BirdLife International (2014) Species factsheet: Tyto manusi. Downloaded from http://www.birdlife.org on 19/04/2014. Recommended citation for factsheets for more than one species: BirdLife International (2014) IUCN Red List for birds. Downloaded from http://www.birdlife.org on 19/04/2014.
This information is based upon, and updates, the information published in BirdLife International (2000) Threatened birds of the world. Barcelona and Cambridge, UK: Lynx Edicions and BirdLife International, BirdLife International (2004) Threatened birds of the world 2004 CD-ROM and BirdLife International (2008) Threatened birds of the world 2008 CD-ROM. These sources provide the information for species accounts for the birds on the IUCN Red List.
To provide new information to update this factsheet or to correct any errors, please email BirdLife
To contribute to discussions on the evaluation of the IUCN Red List status of Globally Threatened Birds, please visit BirdLife's Globally Threatened Bird Forums.
|Current IUCN Red List category||Vulnerable|
|Family||Tytonidae (Barn owls)|
|Species name author||Rothschild & Hartert, 1914|
|Population size||250-999 mature individuals|
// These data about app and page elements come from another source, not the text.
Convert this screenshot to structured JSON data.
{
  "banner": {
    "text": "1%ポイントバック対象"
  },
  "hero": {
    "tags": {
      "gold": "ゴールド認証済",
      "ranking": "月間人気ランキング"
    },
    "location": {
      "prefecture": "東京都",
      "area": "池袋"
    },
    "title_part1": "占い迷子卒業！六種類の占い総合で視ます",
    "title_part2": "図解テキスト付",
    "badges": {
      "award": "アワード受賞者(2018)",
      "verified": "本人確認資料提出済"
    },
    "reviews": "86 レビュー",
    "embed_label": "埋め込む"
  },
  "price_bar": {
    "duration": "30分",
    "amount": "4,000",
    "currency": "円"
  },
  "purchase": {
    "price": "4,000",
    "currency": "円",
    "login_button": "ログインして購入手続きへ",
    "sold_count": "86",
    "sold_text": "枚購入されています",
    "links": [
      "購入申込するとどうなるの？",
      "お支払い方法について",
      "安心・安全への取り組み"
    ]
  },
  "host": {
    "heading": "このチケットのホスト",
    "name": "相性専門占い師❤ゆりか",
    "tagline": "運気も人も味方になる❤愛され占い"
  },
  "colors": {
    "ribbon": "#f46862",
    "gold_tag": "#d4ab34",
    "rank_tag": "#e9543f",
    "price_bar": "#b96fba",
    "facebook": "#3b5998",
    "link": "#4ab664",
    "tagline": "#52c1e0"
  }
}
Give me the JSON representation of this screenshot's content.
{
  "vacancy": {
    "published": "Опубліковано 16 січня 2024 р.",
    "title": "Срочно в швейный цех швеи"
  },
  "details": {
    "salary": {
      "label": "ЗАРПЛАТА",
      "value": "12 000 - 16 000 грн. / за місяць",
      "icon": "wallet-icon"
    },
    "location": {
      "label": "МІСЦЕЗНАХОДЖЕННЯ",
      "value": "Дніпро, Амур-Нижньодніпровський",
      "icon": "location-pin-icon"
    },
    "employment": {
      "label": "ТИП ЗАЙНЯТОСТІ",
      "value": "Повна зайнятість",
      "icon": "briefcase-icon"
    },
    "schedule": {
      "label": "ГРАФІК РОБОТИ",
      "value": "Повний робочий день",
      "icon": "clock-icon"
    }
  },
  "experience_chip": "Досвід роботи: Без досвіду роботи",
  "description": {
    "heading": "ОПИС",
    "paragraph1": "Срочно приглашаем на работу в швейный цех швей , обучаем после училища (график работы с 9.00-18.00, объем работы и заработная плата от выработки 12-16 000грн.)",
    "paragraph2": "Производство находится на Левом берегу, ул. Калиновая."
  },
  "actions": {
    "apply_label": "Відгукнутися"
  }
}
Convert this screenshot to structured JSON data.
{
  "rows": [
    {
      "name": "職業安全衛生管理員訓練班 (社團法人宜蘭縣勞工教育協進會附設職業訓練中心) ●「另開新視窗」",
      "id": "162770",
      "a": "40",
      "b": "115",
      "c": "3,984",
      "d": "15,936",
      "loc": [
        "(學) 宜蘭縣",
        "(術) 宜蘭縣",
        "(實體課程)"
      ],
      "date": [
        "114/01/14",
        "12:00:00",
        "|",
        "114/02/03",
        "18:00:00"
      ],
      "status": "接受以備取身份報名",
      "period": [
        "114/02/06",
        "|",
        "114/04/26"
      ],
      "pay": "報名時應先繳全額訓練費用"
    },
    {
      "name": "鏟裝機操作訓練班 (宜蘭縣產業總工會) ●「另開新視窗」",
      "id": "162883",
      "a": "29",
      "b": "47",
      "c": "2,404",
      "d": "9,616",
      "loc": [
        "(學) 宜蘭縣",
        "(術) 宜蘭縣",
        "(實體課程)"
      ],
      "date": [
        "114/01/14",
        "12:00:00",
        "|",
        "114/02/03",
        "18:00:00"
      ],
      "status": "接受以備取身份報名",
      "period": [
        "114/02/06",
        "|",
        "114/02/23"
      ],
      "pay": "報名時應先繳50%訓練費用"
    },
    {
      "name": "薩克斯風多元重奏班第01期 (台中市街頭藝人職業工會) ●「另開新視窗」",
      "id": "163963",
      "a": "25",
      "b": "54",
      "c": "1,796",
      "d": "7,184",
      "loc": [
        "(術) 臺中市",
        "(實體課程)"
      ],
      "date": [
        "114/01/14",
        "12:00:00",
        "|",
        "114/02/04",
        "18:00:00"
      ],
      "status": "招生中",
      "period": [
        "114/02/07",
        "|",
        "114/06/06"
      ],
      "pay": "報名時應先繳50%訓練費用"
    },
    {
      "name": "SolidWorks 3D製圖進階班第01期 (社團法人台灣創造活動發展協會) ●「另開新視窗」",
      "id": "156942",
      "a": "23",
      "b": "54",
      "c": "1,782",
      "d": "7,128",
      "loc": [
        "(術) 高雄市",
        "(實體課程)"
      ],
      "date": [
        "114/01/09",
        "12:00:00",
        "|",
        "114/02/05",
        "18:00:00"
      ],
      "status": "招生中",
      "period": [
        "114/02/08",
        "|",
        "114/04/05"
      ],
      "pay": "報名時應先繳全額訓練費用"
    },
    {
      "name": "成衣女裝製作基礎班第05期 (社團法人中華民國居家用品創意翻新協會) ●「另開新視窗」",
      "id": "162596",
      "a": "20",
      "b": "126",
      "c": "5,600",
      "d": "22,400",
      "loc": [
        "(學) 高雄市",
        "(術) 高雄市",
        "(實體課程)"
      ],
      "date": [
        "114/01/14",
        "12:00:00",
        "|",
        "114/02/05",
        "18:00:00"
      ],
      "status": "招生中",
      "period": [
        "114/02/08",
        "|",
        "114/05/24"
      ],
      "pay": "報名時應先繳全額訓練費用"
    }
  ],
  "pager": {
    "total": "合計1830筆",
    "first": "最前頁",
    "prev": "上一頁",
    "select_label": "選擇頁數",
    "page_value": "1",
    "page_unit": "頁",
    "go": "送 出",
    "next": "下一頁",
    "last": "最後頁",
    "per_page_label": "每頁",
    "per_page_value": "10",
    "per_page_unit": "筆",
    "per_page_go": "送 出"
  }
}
|Distribution size (breeding/resident)||1,900 km2|
|Links to further information|
|- Additional Information on this species|